__Work item__
In full and without alteration, print the entries that follow.

__Task inputs__
'''
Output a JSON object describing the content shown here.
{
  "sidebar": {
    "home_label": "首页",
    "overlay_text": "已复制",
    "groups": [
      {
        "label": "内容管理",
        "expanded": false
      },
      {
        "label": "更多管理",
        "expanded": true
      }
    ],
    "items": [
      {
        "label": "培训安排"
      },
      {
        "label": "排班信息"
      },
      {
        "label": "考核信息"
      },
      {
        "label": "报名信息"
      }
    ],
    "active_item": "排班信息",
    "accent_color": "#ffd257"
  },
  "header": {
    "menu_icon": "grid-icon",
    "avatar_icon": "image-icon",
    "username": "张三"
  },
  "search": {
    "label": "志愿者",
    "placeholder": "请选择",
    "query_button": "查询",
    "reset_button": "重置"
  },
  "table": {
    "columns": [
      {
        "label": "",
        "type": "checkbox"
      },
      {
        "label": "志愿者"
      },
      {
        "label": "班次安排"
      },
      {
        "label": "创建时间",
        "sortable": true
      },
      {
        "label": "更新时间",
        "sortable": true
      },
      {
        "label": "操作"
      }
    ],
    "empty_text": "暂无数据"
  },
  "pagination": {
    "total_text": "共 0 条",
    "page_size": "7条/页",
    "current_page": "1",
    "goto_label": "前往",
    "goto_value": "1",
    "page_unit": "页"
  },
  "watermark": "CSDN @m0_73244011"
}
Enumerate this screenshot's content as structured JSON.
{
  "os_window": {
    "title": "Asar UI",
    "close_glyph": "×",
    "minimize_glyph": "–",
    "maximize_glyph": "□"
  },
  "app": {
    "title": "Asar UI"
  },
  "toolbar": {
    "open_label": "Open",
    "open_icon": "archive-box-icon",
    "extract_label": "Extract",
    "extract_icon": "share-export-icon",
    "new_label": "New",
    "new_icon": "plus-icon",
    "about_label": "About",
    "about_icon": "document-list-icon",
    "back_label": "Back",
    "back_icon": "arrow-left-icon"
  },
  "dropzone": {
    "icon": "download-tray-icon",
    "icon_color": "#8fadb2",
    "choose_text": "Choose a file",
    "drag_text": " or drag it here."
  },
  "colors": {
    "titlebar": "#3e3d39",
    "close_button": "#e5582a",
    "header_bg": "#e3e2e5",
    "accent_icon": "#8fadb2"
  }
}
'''
__Result__
Output a JSON object describing the content shown here.
{
  "sidebar": {
    "home_label": "首页",
    "overlay_text": "已复制",
    "groups": [
      {
        "label": "内容管理",
        "expanded": false
      },
      {
        "label": "更多管理",
        "expanded": true
      }
    ],
    "items": [
      {
        "label": "培训安排"
      },
      {
        "label": "排班信息"
      },
      {
        "label": "考核信息"
      },
      {
        "label": "报名信息"
      }
    ],
    "active_item": "排班信息",
    "accent_color": "#ffd257"
  },
  "header": {
    "menu_icon": "grid-icon",
    "avatar_icon": "image-icon",
    "username": "张三"
  },
  "search": {
    "label": "志愿者",
    "placeholder": "请选择",
    "query_button": "查询",
    "reset_button": "重置"
  },
  "table": {
    "columns": [
      {
        "label": "",
        "type": "checkbox"
      },
      {
        "label": "志愿者"
      },
      {
        "label": "班次安排"
      },
      {
        "label": "创建时间",
        "sortable": true
      },
      {
        "label": "更新时间",
        "sortable": true
      },
      {
        "label": "操作"
      }
    ],
    "empty_text": "暂无数据"
  },
  "pagination": {
    "total_text": "共 0 条",
    "page_size": "7条/页",
    "current_page": "1",
    "goto_label": "前往",
    "goto_value": "1",
    "page_unit": "页"
  },
  "watermark": "CSDN @m0_73244011"
}
Enumerate this screenshot's content as structured JSON.
{
  "os_window": {
    "title": "Asar UI",
    "close_glyph": "×",
    "minimize_glyph": "–",
    "maximize_glyph": "□"
  },
  "app": {
    "title": "Asar UI"
  },
  "toolbar": {
    "open_label": "Open",
    "open_icon": "archive-box-icon",
    "extract_label": "Extract",
    "extract_icon": "share-export-icon",
    "new_label": "New",
    "new_icon": "plus-icon",
    "about_label": "About",
    "about_icon": "document-list-icon",
    "back_label": "Back",
    "back_icon": "arrow-left-icon"
  },
  "dropzone": {
    "icon": "download-tray-icon",
    "icon_color": "#8fadb2",
    "choose_text": "Choose a file",
    "drag_text": " or drag it here."
  },
  "colors": {
    "titlebar": "#3e3d39",
    "close_button": "#e5582a",
    "header_bg": "#e3e2e5",
    "accent_icon": "#8fadb2"
  }
}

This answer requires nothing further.